§ Data for this exercise:
..........
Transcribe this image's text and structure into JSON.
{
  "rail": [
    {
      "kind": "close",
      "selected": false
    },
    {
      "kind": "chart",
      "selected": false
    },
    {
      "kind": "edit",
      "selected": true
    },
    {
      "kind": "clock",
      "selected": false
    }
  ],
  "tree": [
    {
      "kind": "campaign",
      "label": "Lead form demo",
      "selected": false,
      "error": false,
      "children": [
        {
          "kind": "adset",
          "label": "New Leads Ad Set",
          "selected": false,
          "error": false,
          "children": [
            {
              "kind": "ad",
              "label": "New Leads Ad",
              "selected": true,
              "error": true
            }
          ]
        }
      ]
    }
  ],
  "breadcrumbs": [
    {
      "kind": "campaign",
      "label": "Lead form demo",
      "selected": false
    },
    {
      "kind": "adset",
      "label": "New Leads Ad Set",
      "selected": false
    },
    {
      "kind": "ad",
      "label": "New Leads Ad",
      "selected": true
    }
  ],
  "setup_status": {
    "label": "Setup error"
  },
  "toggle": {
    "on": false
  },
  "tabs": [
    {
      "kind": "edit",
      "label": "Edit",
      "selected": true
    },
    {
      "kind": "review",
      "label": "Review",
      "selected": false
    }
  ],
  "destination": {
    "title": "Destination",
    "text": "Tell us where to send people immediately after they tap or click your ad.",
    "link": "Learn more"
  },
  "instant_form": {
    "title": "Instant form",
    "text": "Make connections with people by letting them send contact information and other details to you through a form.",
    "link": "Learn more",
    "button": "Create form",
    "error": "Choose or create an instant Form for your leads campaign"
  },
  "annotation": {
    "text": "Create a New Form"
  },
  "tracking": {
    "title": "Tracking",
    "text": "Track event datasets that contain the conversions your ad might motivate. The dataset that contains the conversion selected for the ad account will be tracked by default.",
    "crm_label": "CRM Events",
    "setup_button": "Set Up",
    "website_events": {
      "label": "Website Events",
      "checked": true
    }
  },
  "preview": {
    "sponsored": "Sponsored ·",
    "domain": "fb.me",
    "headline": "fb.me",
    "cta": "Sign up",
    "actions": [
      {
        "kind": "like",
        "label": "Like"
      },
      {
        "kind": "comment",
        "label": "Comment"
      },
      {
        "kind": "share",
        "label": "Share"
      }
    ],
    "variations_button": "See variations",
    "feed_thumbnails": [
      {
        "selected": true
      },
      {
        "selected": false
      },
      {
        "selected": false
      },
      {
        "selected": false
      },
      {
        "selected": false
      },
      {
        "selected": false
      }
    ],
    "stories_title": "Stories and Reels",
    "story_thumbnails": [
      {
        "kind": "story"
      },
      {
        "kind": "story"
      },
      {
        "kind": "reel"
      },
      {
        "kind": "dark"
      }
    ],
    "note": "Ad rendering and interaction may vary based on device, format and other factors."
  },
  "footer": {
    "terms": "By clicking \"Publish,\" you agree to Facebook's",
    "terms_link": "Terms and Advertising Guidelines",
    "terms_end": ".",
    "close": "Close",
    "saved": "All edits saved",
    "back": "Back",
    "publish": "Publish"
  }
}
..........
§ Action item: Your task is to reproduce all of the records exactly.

§ Answer to this task:
Transcribe this image's text and structure into JSON.
{
  "rail": [
    {
      "kind": "close",
      "selected": false
    },
    {
      "kind": "chart",
      "selected": false
    },
    {
      "kind": "edit",
      "selected": true
    },
    {
      "kind": "clock",
      "selected": false
    }
  ],
  "tree": [
    {
      "kind": "campaign",
      "label": "Lead form demo",
      "selected": false,
      "error": false,
      "children": [
        {
          "kind": "adset",
          "label": "New Leads Ad Set",
          "selected": false,
          "error": false,
          "children": [
            {
              "kind": "ad",
              "label": "New Leads Ad",
              "selected": true,
              "error": true
            }
          ]
        }
      ]
    }
  ],
  "breadcrumbs": [
    {
      "kind": "campaign",
      "label": "Lead form demo",
      "selected": false
    },
    {
      "kind": "adset",
      "label": "New Leads Ad Set",
      "selected": false
    },
    {
      "kind": "ad",
      "label": "New Leads Ad",
      "selected": true
    }
  ],
  "setup_status": {
    "label": "Setup error"
  },
  "toggle": {
    "on": false
  },
  "tabs": [
    {
      "kind": "edit",
      "label": "Edit",
      "selected": true
    },
    {
      "kind": "review",
      "label": "Review",
      "selected": false
    }
  ],
  "destination": {
    "title": "Destination",
    "text": "Tell us where to send people immediately after they tap or click your ad.",
    "link": "Learn more"
  },
  "instant_form": {
    "title": "Instant form",
    "text": "Make connections with people by letting them send contact information and other details to you through a form.",
    "link": "Learn more",
    "button": "Create form",
    "error": "Choose or create an instant Form for your leads campaign"
  },
  "annotation": {
    "text": "Create a New Form"
  },
  "tracking": {
    "title": "Tracking",
    "text": "Track event datasets that contain the conversions your ad might motivate. The dataset that contains the conversion selected for the ad account will be tracked by default.",
    "crm_label": "CRM Events",
    "setup_button": "Set Up",
    "website_events": {
      "label": "Website Events",
      "checked": true
    }
  },
  "preview": {
    "sponsored": "Sponsored ·",
    "domain": "fb.me",
    "headline": "fb.me",
    "cta": "Sign up",
    "actions": [
      {
        "kind": "like",
        "label": "Like"
      },
      {
        "kind": "comment",
        "label": "Comment"
      },
      {
        "kind": "share",
        "label": "Share"
      }
    ],
    "variations_button": "See variations",
    "feed_thumbnails": [
      {
        "selected": true
      },
      {
        "selected": false
      },
      {
        "selected": false
      },
      {
        "selected": false
      },
      {
        "selected": false
      },
      {
        "selected": false
      }
    ],
    "stories_title": "Stories and Reels",
    "story_thumbnails": [
      {
        "kind": "story"
      },
      {
        "kind": "story"
      },
      {
        "kind": "reel"
      },
      {
        "kind": "dark"
      }
    ],
    "note": "Ad rendering and interaction may vary based on device, format and other factors."
  },
  "footer": {
    "terms": "By clicking \"Publish,\" you agree to Facebook's",
    "terms_link": "Terms and Advertising Guidelines",
    "terms_end": ".",
    "close": "Close",
    "saved": "All edits saved",
    "back": "Back",
    "publish": "Publish"
  }
}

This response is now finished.